There may be better ways, but a quick and dirty way is 1) save the file to a new name. 2) Open the Resource Name column and at the first task in your schedule assign a resource named “Resource”. 3) Fill down the entire schedule to the las task with this resource. 4) Now go to the Resource Usage view and set it to Days in the time scale. You can scroll through the complete timeframe of the schedule and see if there are any days when the resource named Resource is not assigned – those days have no tasks assigned.
Roy, great suggestion that made me think. I love to figure out cool ways to solve unique issues. Here’s another way that might be a bit easier. Select every task in your project (multiple easy way of doing this) and select the Task Information option (Shift+F2 is the shortcut). Under the General tab, select the checkbox for Rollup. This will roll all Gantt bars to the project summary task (make sure you are showing the project summary task). This will show you all gaps between tasks. Hope this helps…
I work in schedules of 1500 lines or so and perform this analysis regularly. I have found the easiest way to do this is to view the Gannt chart on the right and have the timescale set to an interval level of daily. Then, with Show All Tasks, you can easily do a visual. If you have sequenced your tasks correctly as a waterfall, you can readily identify days where no work has been determined. I once found a two week gap that was not identified by reviewing the schedule any other way. Good luck!
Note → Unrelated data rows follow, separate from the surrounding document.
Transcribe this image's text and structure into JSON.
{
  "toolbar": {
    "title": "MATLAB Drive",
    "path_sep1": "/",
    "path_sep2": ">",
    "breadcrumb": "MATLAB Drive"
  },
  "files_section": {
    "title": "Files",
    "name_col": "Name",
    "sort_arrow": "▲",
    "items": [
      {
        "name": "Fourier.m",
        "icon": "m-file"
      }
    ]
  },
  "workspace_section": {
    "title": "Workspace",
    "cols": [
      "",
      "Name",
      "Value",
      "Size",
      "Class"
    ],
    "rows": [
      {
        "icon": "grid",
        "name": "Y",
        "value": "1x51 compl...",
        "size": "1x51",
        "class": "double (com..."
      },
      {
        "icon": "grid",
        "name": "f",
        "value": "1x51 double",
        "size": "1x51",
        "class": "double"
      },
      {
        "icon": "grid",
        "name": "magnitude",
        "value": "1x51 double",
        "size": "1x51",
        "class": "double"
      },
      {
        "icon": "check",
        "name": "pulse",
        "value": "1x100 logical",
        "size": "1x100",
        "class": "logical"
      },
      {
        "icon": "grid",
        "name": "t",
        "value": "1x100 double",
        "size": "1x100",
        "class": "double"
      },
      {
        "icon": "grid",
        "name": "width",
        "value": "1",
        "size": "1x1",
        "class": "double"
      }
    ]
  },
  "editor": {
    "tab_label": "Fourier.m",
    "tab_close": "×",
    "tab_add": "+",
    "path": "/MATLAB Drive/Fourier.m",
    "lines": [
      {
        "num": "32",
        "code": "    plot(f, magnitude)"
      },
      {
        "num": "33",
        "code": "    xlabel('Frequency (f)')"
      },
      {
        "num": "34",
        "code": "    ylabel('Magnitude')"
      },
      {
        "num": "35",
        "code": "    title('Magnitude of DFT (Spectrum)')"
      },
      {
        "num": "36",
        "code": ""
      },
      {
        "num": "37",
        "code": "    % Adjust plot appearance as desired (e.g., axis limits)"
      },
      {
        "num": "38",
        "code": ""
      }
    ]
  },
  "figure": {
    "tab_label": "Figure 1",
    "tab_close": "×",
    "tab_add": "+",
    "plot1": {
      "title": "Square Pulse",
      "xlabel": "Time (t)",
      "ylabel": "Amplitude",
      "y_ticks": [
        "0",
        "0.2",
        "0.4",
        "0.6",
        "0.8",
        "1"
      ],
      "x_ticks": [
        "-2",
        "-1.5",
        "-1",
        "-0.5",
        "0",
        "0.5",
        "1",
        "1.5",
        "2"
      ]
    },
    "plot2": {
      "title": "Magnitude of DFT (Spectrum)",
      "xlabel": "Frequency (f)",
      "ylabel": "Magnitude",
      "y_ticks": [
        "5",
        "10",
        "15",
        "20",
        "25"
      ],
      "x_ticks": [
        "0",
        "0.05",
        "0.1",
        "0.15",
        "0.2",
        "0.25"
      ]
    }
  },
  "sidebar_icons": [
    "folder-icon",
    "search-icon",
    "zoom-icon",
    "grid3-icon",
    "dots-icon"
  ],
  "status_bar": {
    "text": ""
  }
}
Gaps in the schedule are gaps in the Critical Path of the schedule. We have a tool, called Complete Critical Paths, that displays the most Critical Path in your schedule and its gaps and it also explains why those gaps are there allowing you to remove some gaps and optimize your schedule immediately. If you would like to find more about it, please visit http://www.projectprocorp.com